"A life coach brings honesty and a commitment to be solely interested in helping his clients achieve their goals," he says. "How easy is it to find someone who is willing to meet with you and is totally focused on helping you do what is best for you? Such a relationship is not easy to find."
So with a seemingly sure-fire way to happiness within reach, why isn't everyone living a rewarding life?
Ways to a fruitful life
"Everybody has the answers within them, I believe," says Lamont. "But they just don't get out and do it. We live in a society that is based on conformity. We need to fit in with people. We have rules which everyone must follow.
"This can dampen a sense of initiative make us reluctant to step out of the boundaries around us. So whether by social conditioning or having busy lives, people often do not go out and get what they want."

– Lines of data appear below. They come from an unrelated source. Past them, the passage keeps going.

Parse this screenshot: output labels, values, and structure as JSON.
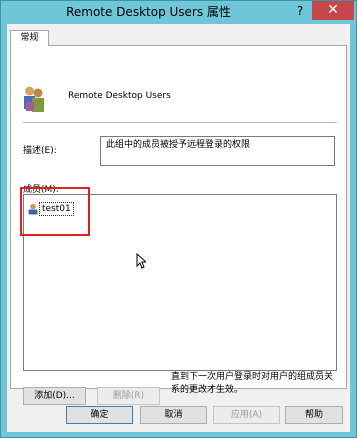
{
  "window": {
    "title": "Remote Desktop Users 属性",
    "help_glyph": "?",
    "close_glyph": "✕"
  },
  "tabs": [
    {
      "label": "常规",
      "active": true
    }
  ],
  "group": {
    "name": "Remote Desktop Users",
    "description_label": "描述(E):",
    "description": "此组中的成员被授予远程登录的权限",
    "members_label": "成员(M):",
    "members": [
      {
        "name": "test01",
        "selected": true
      }
    ]
  },
  "note": "直到下一次用户登录时对用户的组成员关系的更改才生效。",
  "buttons": {
    "add": "添加(D)...",
    "remove": "删除(R)",
    "ok": "确定",
    "cancel": "取消",
    "apply": "应用(A)",
    "help": "帮助"
  },
  "colors": {
    "title_bar": "#6fc6d8",
    "close_button": "#c6474a",
    "highlight": "#e02020"
  }
}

And with the image of a life coach being that of a well-dressed adviser, dispensing wisdom to equally well-dressed executives, Lamont, whose client list includes groups and high-profile executives from leading local and international companies, admits that the perception of a coach is one outside the needs of the ordinary worker, housewife or student.
"But this isn't so," he insists. "Life coaching can benefit anyone and the principles that are applied to achieve goals can apply to everyone. What is different is the goals themselves."

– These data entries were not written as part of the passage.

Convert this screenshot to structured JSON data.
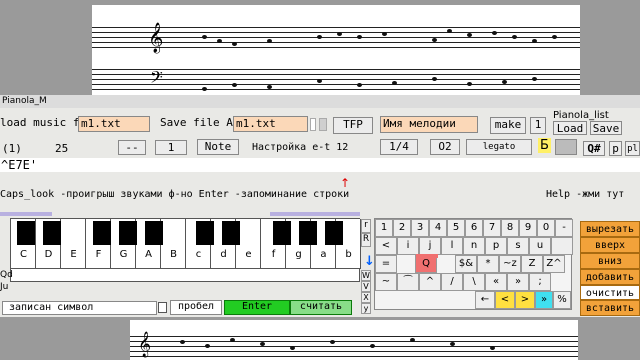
{
  "title_bar": {
    "title": "Pianola_M",
    "list_title": "Pianola_list"
  },
  "toolbar": {
    "load_label": "load music file",
    "load_value": "m1.txt",
    "save_label": "Save file As",
    "save_value": "m1.txt",
    "tfp_button": "TFP",
    "melody_name": "Имя мелодии",
    "make_button": "make",
    "one_button": "1",
    "load_btn": "Load",
    "save_btn": "Save"
  },
  "row2": {
    "counter": "(1)",
    "value": "25",
    "dash_button": "--",
    "one_button": "1",
    "note_button": "Note",
    "settings_label": "Настройка е-t 12",
    "quarter_button": "1/4",
    "o2_button": "O2",
    "legato_button": "legato",
    "b_label": "Б",
    "q_button": "Q#",
    "p_button": "p",
    "pl_button": "pl"
  },
  "edit_text": "^E7E'",
  "help": {
    "caps_text": "Caps_look -проигрыш звуками ф-но  Enter -запоминание строки",
    "help_text": "Help -жми тут",
    "arrow_up": "↑",
    "arrow_down": "↓"
  },
  "piano": {
    "white_keys": [
      "C",
      "D",
      "E",
      "F",
      "G",
      "A",
      "B",
      "c",
      "d",
      "e",
      "f",
      "g",
      "a",
      "b"
    ],
    "side_top": "r",
    "side_top2": "R",
    "side_letters": [
      "W",
      "V",
      "X",
      "y"
    ],
    "left_labels": [
      "Qd",
      "Ju"
    ]
  },
  "grid": {
    "row1": [
      "1",
      "2",
      "3",
      "4",
      "5",
      "6",
      "7",
      "8",
      "9",
      "0",
      "-"
    ],
    "row2": [
      "<",
      "i",
      "j",
      "l",
      "n",
      "p",
      "s",
      "u",
      ""
    ],
    "row3": [
      "=",
      "Q",
      "$&",
      "*",
      "~z",
      "Z",
      "Z^"
    ],
    "row4": [
      "~",
      "⁀",
      "^",
      "/",
      "\\",
      "«",
      "»",
      ";"
    ],
    "row5": [
      "←",
      "<",
      ">",
      "»",
      "%"
    ]
  },
  "actions": [
    "вырезать",
    "вверх",
    "вниз",
    "добавить",
    "очистить",
    "вставить"
  ],
  "status": {
    "written": "записан символ",
    "space": "пробел",
    "enter": "Enter",
    "read": "считать"
  },
  "colors": {
    "field": "#fbd8b8",
    "enter_green": "#22cc22",
    "action_orange": "#f2a23a",
    "blue_arrow": "#0060ff"
  }
}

At around HK$750 to HK$800 per session for individuals and even more for corporate groups, the cost of a life coach may be too high for many people, something which Lamont admits does explain the greater proportion of his client base which is made up of cashed up professionals.
However, that may change, says Chan, whose community boasts 40 experienced coaches.

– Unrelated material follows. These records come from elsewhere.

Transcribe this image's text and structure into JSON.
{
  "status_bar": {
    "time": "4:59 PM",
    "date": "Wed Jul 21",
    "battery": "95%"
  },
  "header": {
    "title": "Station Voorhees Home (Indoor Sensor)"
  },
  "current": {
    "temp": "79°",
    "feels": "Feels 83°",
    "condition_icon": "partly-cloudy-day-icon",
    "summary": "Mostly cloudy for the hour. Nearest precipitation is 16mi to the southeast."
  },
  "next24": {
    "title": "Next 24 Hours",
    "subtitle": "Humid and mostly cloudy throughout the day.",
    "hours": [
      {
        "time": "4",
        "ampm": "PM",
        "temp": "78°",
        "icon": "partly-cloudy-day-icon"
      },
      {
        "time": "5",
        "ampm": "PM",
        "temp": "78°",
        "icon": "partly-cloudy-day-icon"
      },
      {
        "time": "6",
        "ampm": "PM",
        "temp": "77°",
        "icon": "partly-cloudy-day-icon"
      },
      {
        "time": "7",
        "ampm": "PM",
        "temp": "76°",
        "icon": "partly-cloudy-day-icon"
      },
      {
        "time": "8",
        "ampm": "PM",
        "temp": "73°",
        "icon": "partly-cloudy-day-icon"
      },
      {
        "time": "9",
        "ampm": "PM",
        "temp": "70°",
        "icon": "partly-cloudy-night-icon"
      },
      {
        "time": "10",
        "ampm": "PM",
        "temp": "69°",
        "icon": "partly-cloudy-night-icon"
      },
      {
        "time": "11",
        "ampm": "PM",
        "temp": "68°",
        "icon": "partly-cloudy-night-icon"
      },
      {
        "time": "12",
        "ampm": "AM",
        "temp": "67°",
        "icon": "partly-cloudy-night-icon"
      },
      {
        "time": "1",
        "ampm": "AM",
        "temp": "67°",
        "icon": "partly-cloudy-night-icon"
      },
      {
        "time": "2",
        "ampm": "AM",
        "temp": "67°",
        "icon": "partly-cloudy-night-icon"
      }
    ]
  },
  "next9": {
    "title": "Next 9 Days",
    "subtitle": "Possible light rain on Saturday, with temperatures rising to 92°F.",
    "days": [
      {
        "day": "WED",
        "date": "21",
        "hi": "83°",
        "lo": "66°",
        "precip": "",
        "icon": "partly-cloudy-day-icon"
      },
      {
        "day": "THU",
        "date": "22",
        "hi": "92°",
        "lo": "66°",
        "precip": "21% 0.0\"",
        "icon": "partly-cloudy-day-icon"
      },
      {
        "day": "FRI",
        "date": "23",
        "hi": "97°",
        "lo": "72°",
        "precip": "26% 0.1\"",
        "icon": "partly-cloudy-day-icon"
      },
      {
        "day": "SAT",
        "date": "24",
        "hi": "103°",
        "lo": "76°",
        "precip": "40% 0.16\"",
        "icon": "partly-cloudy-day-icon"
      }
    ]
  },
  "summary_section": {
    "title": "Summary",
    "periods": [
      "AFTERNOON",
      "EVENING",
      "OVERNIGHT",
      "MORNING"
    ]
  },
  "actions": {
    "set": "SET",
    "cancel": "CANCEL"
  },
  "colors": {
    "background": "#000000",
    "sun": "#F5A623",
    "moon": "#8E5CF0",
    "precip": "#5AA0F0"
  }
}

"We started with 20 in 2002, but this is growing steadily. With more local coaching courses and interest in coaching on the rise, there will be many more coaches available in the coming years. Increasing competition should drive down prices."
As for the notion that distinct local or Chinese values call for a different approach to personal fulfilment, it is simply "not true," says Lamont.
"I've found no matter what the person's background is, when it comes to happiness, underneath the surface, people have similar goals.
"It is assumed locals are more reserved and timid and not wanting to speak out. But in a private conversation, they can be very open. Hong Kong is a busy city and culturally, people may not feel they can discuss their goals with friends or family, so saying what is on their mind is not something that locals would get a chance to do."
Because of this, he says "life coaching can be a great benefit."
在香港，要成為教練並不需要考牌，但為了確保行業的專業性，早在01年已有一群從事教練工作的人士走在一起，成立了香港專業教練協會（Hong Kong Coaching Community）。其主席Bonnie Chan表示，教練行業在香港和內地正逐步發展，雖然現在渴求教練的主要是大企業或中產階層，但隨著社會結構日趨複雜，估計市場對教練的需求會增多。她期望有朝一日能做到「一人一教練」。
現時，「人生教練」（Life Coach）的薪酬每小時約港幣800至1,500元，而「行政人員教練」（Executive Coach）則是3,000至5,000元。有說教練行業未能普及的原因之一是由於收費貴，Bonnie表示，這乃見仁見智。
美國教練認證 在美國，由於教練行業發展蓬勃，故此有不同組織推出相關的認證，部分的要求更相當嚴謹。 以International Coach Federation（ICF）為例，要成為該會的Professional Certified Coach（PCC），必須接受125小時訓練，並擁有750小時的實習經驗；若要成為Master Certified Coach（MCC），更要接受200小時訓練，並擁有2,500小時的實習經驗。現時本港有不少教練也擁有以上的資格。 參考網址：www.coachfederation.org/eweb/
Source: Recruit Online
最近一個名為"Master Coach Alliance"的聯盟正式成立，旨在互相扶持，創會會員包括4間專門提供事業教練服務的公司：CoachLite.Com、VP Worldwide Limited、FocusOne及Progress-U Limited。其創辦人本身曾先後服務本地及外國著名的公司，近年紛紛自立門戶，推動事業教練服務。
VP Worldwide Limited培訓導師兼行政教練Vivien Pau，服務的客戶較多元化，由部門主管至行政總裁。據她說，為清楚了解客戶的問題，在提供服務之初，她會到公司觀察對方的工作情況，例如在會議室一角留意他主持會議的過程，散會後以不記名方式探問其下屬對他表現的評價，然後再與該名主管的談話中，反映下屬對他的意見。日子久了，可透過電話給予服務。
有數年當事業教練經驗的Progress-U Limited行政教練兼導師Charlie Lang，早已擁有機械工程和國際市場學位，他傳授的秘笈涵蓋領導才能、變革及銷售方面，而針對性的施教包括三方面：1. 針對個人發展的"Life Coaching"；2. 針對公司發展的"Corporate Coaching"；及3. 針對企業家的"Business Coaching"。
FocusOne行政總裁Douglas R. Gerber更加是資深教練，且十分熟悉內地市場。他說現時內地興起聘用事業教練的城市，主要是廣州、北京及上海，但服務性質跟香港有別，內地的較著重針對公司和生意的發展，香港的則較著重個人的發展。不過Douglas補充說，內地的事業教練行業正全速向前發展。 -->
Source: Recruit Online